--- START ---

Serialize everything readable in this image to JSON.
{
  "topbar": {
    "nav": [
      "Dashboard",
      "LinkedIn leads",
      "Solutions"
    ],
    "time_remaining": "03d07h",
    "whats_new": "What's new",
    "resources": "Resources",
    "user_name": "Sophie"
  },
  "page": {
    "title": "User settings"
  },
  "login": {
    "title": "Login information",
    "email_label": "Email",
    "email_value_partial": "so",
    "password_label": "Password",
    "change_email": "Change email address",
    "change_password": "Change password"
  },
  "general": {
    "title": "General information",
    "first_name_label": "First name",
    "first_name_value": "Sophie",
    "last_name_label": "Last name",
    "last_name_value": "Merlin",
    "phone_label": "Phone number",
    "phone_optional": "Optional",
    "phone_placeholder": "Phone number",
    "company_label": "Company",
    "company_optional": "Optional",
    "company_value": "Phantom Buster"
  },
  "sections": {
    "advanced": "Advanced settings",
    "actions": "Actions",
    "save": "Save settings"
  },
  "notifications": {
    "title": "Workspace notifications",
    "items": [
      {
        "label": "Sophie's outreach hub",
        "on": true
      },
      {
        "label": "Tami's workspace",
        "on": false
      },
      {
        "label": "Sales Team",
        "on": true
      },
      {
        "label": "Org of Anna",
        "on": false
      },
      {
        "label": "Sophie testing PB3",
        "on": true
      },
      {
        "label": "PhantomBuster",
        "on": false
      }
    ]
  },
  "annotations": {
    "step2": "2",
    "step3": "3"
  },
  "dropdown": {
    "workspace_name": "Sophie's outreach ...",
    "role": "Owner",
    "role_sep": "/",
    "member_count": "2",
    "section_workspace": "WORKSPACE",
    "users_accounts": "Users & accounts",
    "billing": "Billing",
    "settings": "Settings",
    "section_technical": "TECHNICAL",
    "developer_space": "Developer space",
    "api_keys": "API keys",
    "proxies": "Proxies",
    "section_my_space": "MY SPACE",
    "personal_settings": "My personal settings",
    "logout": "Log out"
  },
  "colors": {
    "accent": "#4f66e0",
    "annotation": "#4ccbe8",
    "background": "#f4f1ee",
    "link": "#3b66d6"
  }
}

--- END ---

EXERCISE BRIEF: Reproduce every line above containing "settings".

RESPONSE:
    "title": "User settings"
    "advanced": "Advanced settings",
    "save": "Save settings"
    "settings": "Settings",
    "personal_settings": "My personal settings",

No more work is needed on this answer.